START GIVEN RECORDS
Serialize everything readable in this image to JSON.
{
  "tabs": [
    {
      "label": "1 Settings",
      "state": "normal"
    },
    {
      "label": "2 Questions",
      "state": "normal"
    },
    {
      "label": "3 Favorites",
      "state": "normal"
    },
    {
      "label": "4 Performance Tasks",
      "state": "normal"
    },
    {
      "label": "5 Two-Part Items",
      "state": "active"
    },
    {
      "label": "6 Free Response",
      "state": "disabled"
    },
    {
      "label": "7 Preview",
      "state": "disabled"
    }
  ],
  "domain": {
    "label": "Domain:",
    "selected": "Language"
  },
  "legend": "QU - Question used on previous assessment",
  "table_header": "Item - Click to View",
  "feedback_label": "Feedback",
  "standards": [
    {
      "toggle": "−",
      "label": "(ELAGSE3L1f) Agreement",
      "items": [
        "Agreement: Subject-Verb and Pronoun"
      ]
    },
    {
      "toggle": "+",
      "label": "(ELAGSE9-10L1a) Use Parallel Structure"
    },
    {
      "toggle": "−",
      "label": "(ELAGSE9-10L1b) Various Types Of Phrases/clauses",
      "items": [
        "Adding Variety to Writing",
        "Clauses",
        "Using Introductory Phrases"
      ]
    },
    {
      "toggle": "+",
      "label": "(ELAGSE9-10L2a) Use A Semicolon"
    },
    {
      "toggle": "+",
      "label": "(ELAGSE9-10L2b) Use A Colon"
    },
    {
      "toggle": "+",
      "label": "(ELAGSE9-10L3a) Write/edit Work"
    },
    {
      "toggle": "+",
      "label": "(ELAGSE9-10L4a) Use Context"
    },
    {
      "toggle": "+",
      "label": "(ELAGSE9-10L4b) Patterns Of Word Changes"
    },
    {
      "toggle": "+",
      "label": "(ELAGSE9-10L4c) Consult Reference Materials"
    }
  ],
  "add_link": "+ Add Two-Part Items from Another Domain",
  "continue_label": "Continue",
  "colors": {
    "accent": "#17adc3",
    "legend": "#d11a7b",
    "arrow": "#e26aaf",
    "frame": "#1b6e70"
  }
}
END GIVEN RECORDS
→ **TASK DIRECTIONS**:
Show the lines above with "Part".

→ **EXPECTED ANSWER**:
      "label": "5 Two-Part Items",
  "add_link": "+ Add Two-Part Items from Another Domain",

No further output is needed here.